> **Brief**: Drop the images. Copy every line below character for character.

Dataset entries
----------------
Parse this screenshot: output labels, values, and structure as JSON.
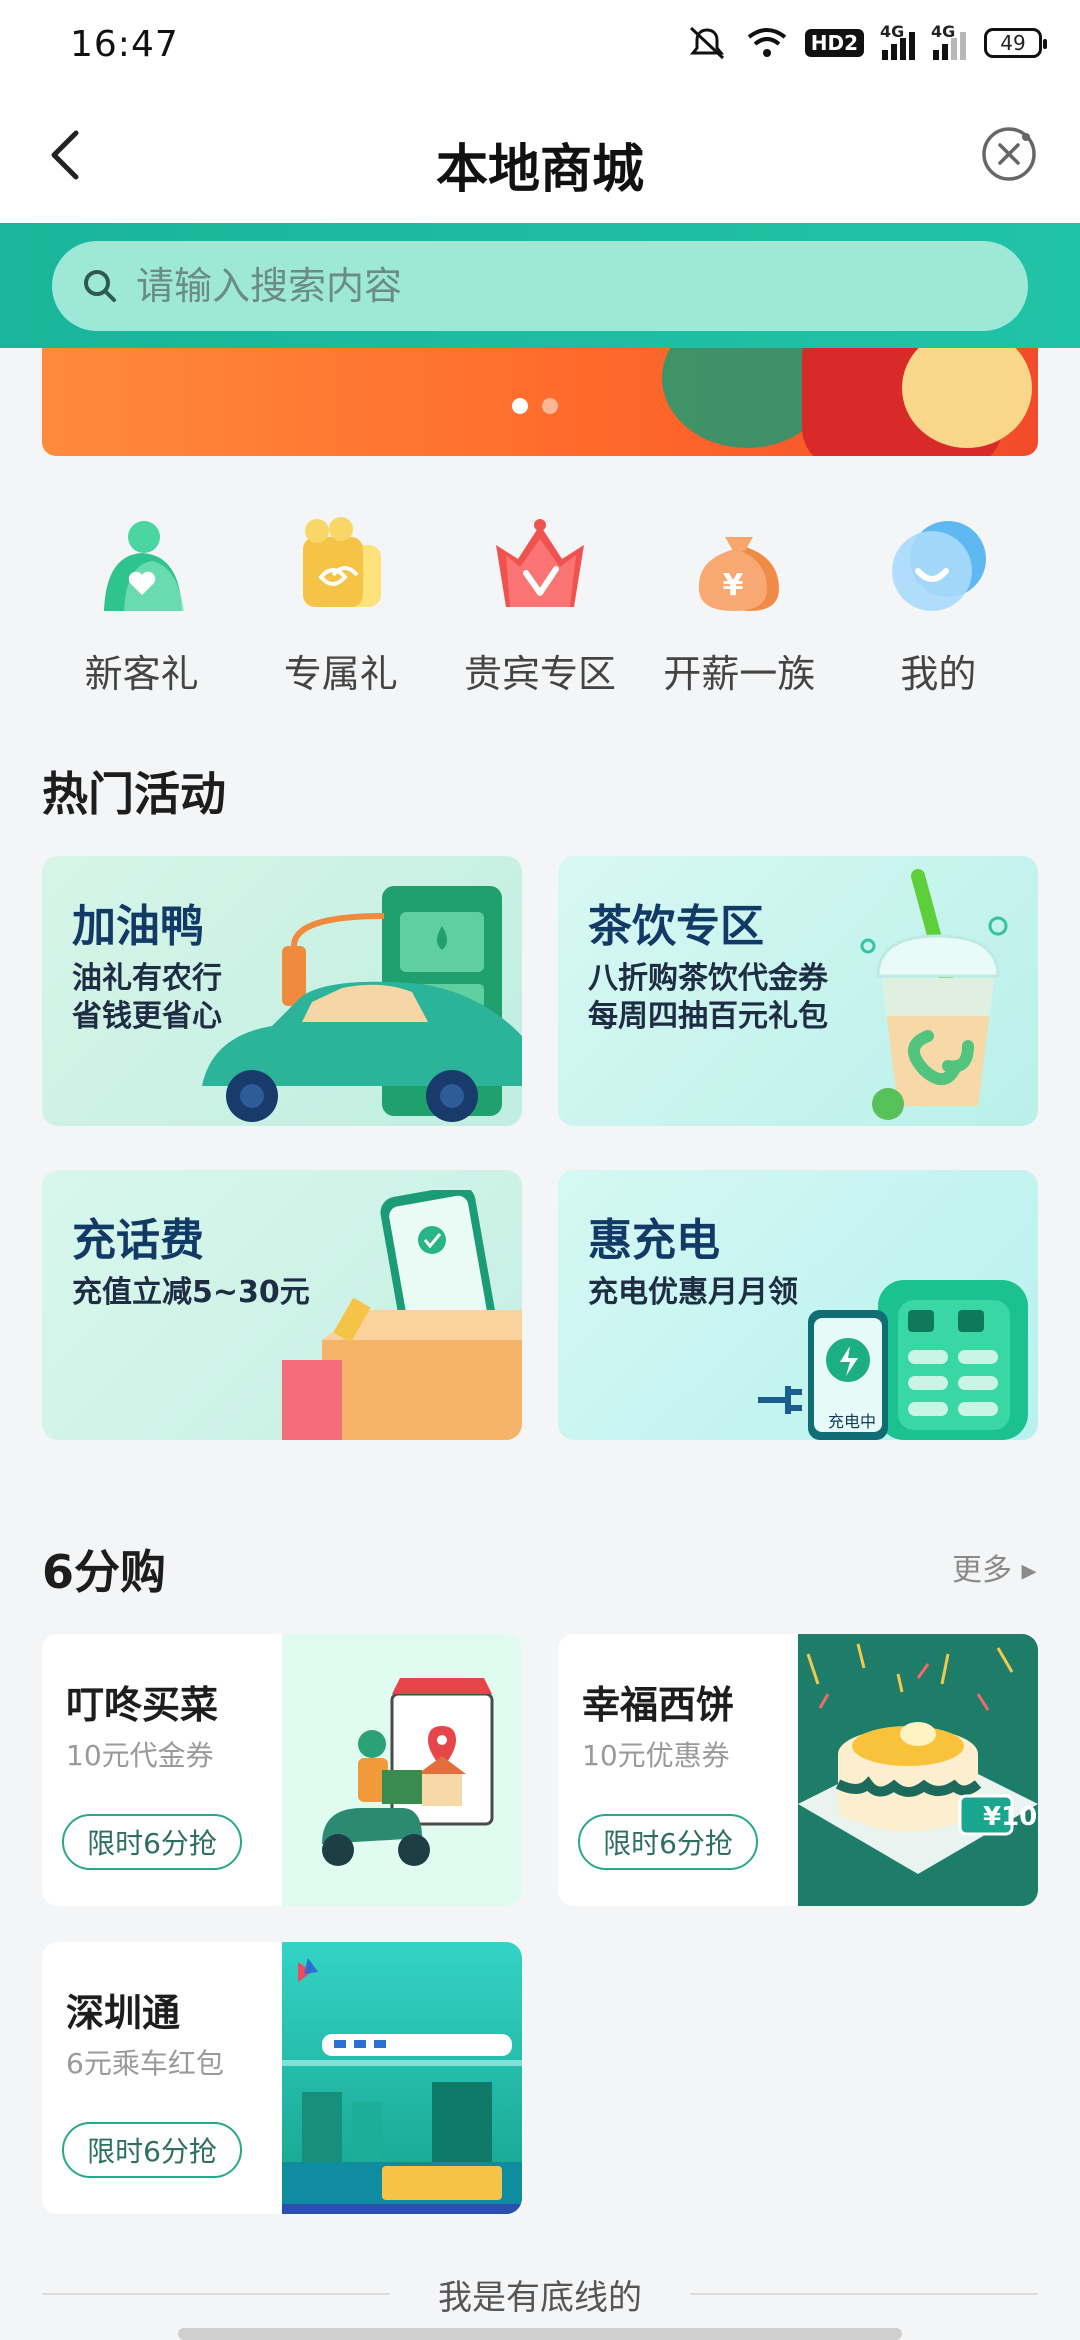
{
  "status_bar": {
    "time": "16:47",
    "hd": "HD2",
    "net1": "4G",
    "net2": "4G",
    "battery": "49"
  },
  "header": {
    "title": "本地商城"
  },
  "search": {
    "placeholder": "请输入搜索内容"
  },
  "banner": {
    "dots": 2,
    "active_dot": 1
  },
  "categories": [
    {
      "label": "新客礼",
      "icon": "gift-bag-icon",
      "color": "#2fc38f"
    },
    {
      "label": "专属礼",
      "icon": "gift-box-icon",
      "color": "#f5c446"
    },
    {
      "label": "贵宾专区",
      "icon": "crown-icon",
      "color": "#f0524f"
    },
    {
      "label": "开薪一族",
      "icon": "money-bag-icon",
      "color": "#f49256"
    },
    {
      "label": "我的",
      "icon": "smile-bubble-icon",
      "color": "#5fb8f2"
    }
  ],
  "hot": {
    "title": "热门活动",
    "cards": [
      {
        "title": "加油鸭",
        "sub1": "油礼有农行",
        "sub2": "省钱更省心"
      },
      {
        "title": "茶饮专区",
        "sub1": "八折购茶饮代金券",
        "sub2": "每周四抽百元礼包"
      },
      {
        "title": "充话费",
        "sub1": "充值立减5~30元",
        "sub2": ""
      },
      {
        "title": "惠充电",
        "sub1": "充电优惠月月领",
        "sub2": "",
        "badge": "充电中"
      }
    ]
  },
  "six": {
    "title": "6分购",
    "more": "更多 ▸",
    "cards": [
      {
        "title": "叮咚买菜",
        "sub": "10元代金券",
        "btn": "限时6分抢"
      },
      {
        "title": "幸福西饼",
        "sub": "10元优惠券",
        "btn": "限时6分抢",
        "tag": "¥10"
      },
      {
        "title": "深圳通",
        "sub": "6元乘车红包",
        "btn": "限时6分抢"
      }
    ]
  },
  "footer": {
    "text": "我是有底线的"
  }
}
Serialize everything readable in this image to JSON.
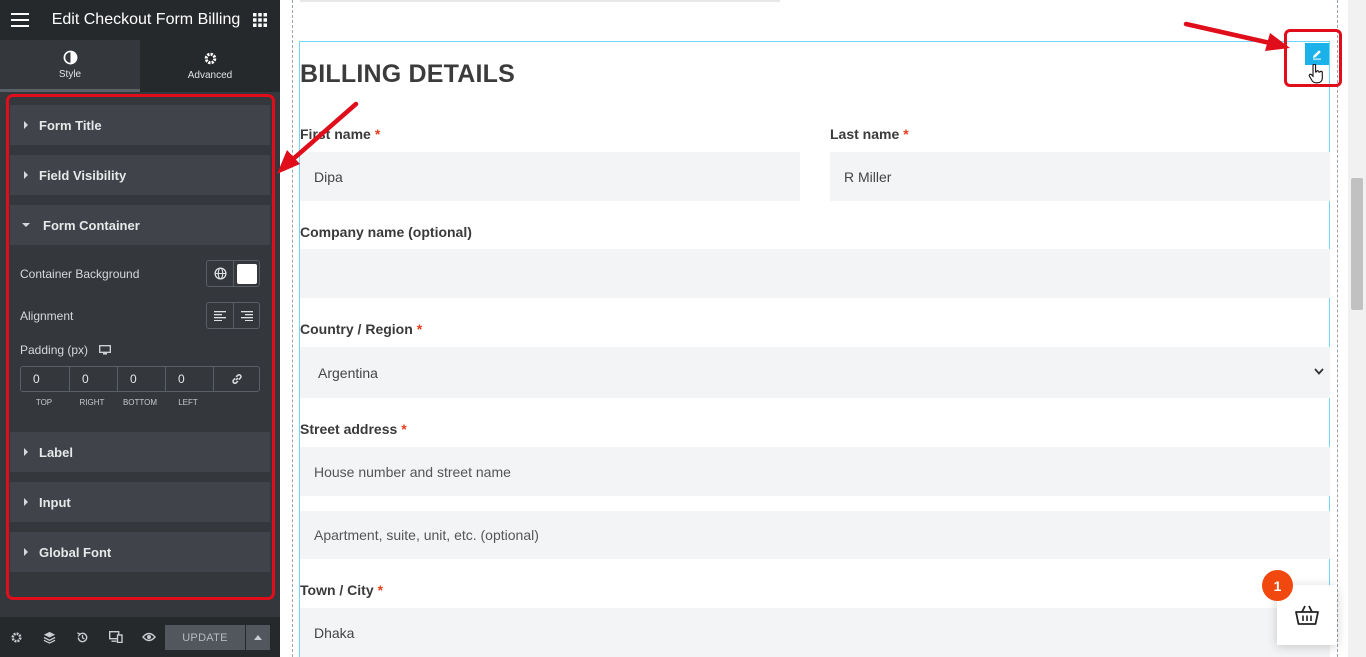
{
  "sidebar": {
    "title": "Edit Checkout Form Billing",
    "tabs": [
      {
        "label": "Style",
        "icon": "half-circle-icon",
        "active": true
      },
      {
        "label": "Advanced",
        "icon": "gear-icon",
        "active": false
      }
    ],
    "sections": {
      "form_title": "Form Title",
      "field_visibility": "Field Visibility",
      "form_container": "Form Container",
      "label": "Label",
      "input": "Input",
      "global_font": "Global Font"
    },
    "controls": {
      "container_background": "Container Background",
      "alignment": "Alignment",
      "padding": "Padding (px)",
      "padding_values": [
        "0",
        "0",
        "0",
        "0"
      ],
      "padding_labels": [
        "TOP",
        "RIGHT",
        "BOTTOM",
        "LEFT"
      ]
    },
    "footer": {
      "update_label": "UPDATE"
    }
  },
  "form": {
    "title": "BILLING DETAILS",
    "required_mark": "*",
    "first_name": {
      "label": "First name",
      "value": "Dipa"
    },
    "last_name": {
      "label": "Last name",
      "value": "R Miller"
    },
    "company": {
      "label": "Company name (optional)",
      "value": ""
    },
    "country": {
      "label": "Country / Region",
      "value": "Argentina"
    },
    "street": {
      "label": "Street address",
      "placeholder1": "House number and street name",
      "placeholder2": "Apartment, suite, unit, etc. (optional)"
    },
    "city": {
      "label": "Town / City",
      "value": "Dhaka"
    }
  },
  "cart": {
    "count": "1"
  },
  "colors": {
    "accent": "#1bb2ea",
    "highlight": "#e00d1a",
    "badge": "#f0480f",
    "required": "#e2401c"
  }
}
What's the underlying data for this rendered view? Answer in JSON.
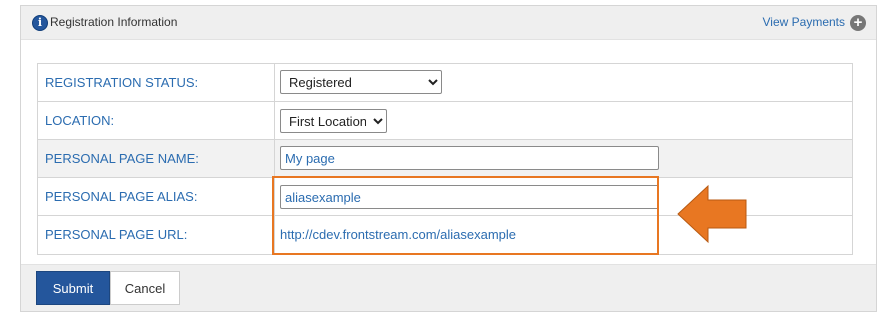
{
  "header": {
    "title": "Registration Information",
    "view_payments": "View Payments",
    "info_icon_glyph": "i",
    "plus_icon_glyph": "+"
  },
  "form": {
    "registration_status": {
      "label": "REGISTRATION STATUS:",
      "value": "Registered"
    },
    "location": {
      "label": "LOCATION:",
      "value": "First Location"
    },
    "personal_page_name": {
      "label": "PERSONAL PAGE NAME:",
      "value": "My page"
    },
    "personal_page_alias": {
      "label": "PERSONAL PAGE ALIAS:",
      "value": "aliasexample"
    },
    "personal_page_url": {
      "label": "PERSONAL PAGE URL:",
      "value": "http://cdev.frontstream.com/aliasexample"
    }
  },
  "footer": {
    "submit_label": "Submit",
    "cancel_label": "Cancel"
  },
  "colors": {
    "label_blue": "#2b6cb0",
    "primary_button": "#24569c",
    "highlight_orange": "#e87722"
  },
  "icons": {
    "info": "info-icon",
    "add": "plus-circle-icon",
    "annotation_arrow": "left-arrow-icon",
    "select_dropdown": "chevron-down-icon"
  }
}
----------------
> **Answer section**:
Parse this screenshot: output labels, values, and structure as JSON.
{
  "status_bar": {
    "time": "16:47",
    "hd": "HD2",
    "net1": "4G",
    "net2": "4G",
    "battery": "49"
  },
  "header": {
    "title": "本地商城"
  },
  "search": {
    "placeholder": "请输入搜索内容"
  },
  "banner": {
    "dots": 2,
    "active_dot": 1
  },
  "categories": [
    {
      "label": "新客礼",
      "icon": "gift-bag-icon",
      "color": "#2fc38f"
    },
    {
      "label": "专属礼",
      "icon": "gift-box-icon",
      "color": "#f5c446"
    },
    {
      "label": "贵宾专区",
      "icon": "crown-icon",
      "color": "#f0524f"
    },
    {
      "label": "开薪一族",
      "icon": "money-bag-icon",
      "color": "#f49256"
    },
    {
      "label": "我的",
      "icon": "smile-bubble-icon",
      "color": "#5fb8f2"
    }
  ],
  "hot": {
    "title": "热门活动",
    "cards": [
      {
        "title": "加油鸭",
        "sub1": "油礼有农行",
        "sub2": "省钱更省心"
      },
      {
        "title": "茶饮专区",
        "sub1": "八折购茶饮代金券",
        "sub2": "每周四抽百元礼包"
      },
      {
        "title": "充话费",
        "sub1": "充值立减5~30元",
        "sub2": ""
      },
      {
        "title": "惠充电",
        "sub1": "充电优惠月月领",
        "sub2": "",
        "badge": "充电中"
      }
    ]
  },
  "six": {
    "title": "6分购",
    "more": "更多 ▸",
    "cards": [
      {
        "title": "叮咚买菜",
        "sub": "10元代金券",
        "btn": "限时6分抢"
      },
      {
        "title": "幸福西饼",
        "sub": "10元优惠券",
        "btn": "限时6分抢",
        "tag": "¥10"
      },
      {
        "title": "深圳通",
        "sub": "6元乘车红包",
        "btn": "限时6分抢"
      }
    ]
  },
  "footer": {
    "text": "我是有底线的"
  }
}
Serialize everything readable in this image to JSON.
{
  "sidebar": {
    "title": "Edit Checkout Form Billing",
    "tabs": [
      {
        "label": "Style",
        "icon": "half-circle-icon",
        "active": true
      },
      {
        "label": "Advanced",
        "icon": "gear-icon",
        "active": false
      }
    ],
    "sections": {
      "form_title": "Form Title",
      "field_visibility": "Field Visibility",
      "form_container": "Form Container",
      "label": "Label",
      "input": "Input",
      "global_font": "Global Font"
    },
    "controls": {
      "container_background": "Container Background",
      "alignment": "Alignment",
      "padding": "Padding (px)",
      "padding_values": [
        "0",
        "0",
        "0",
        "0"
      ],
      "padding_labels": [
        "TOP",
        "RIGHT",
        "BOTTOM",
        "LEFT"
      ]
    },
    "footer": {
      "update_label": "UPDATE"
    }
  },
  "form": {
    "title": "BILLING DETAILS",
    "required_mark": "*",
    "first_name": {
      "label": "First name",
      "value": "Dipa"
    },
    "last_name": {
      "label": "Last name",
      "value": "R Miller"
    },
    "company": {
      "label": "Company name (optional)",
      "value": ""
    },
    "country": {
      "label": "Country / Region",
      "value": "Argentina"
    },
    "street": {
      "label": "Street address",
      "placeholder1": "House number and street name",
      "placeholder2": "Apartment, suite, unit, etc. (optional)"
    },
    "city": {
      "label": "Town / City",
      "value": "Dhaka"
    }
  },
  "cart": {
    "count": "1"
  },
  "colors": {
    "accent": "#1bb2ea",
    "highlight": "#e00d1a",
    "badge": "#f0480f",
    "required": "#e2401c"
  }
}
What's the underlying data for this rendered view? Answer in JSON.
{
  "header": {
    "title": "Registration Information",
    "view_payments": "View Payments",
    "info_icon_glyph": "i",
    "plus_icon_glyph": "+"
  },
  "form": {
    "registration_status": {
      "label": "REGISTRATION STATUS:",
      "value": "Registered"
    },
    "location": {
      "label": "LOCATION:",
      "value": "First Location"
    },
    "personal_page_name": {
      "label": "PERSONAL PAGE NAME:",
      "value": "My page"
    },
    "personal_page_alias": {
      "label": "PERSONAL PAGE ALIAS:",
      "value": "aliasexample"
    },
    "personal_page_url": {
      "label": "PERSONAL PAGE URL:",
      "value": "http://cdev.frontstream.com/aliasexample"
    }
  },
  "footer": {
    "submit_label": "Submit",
    "cancel_label": "Cancel"
  },
  "colors": {
    "label_blue": "#2b6cb0",
    "primary_button": "#24569c",
    "highlight_orange": "#e87722"
  },
  "icons": {
    "info": "info-icon",
    "add": "plus-circle-icon",
    "annotation_arrow": "left-arrow-icon",
    "select_dropdown": "chevron-down-icon"
  }
}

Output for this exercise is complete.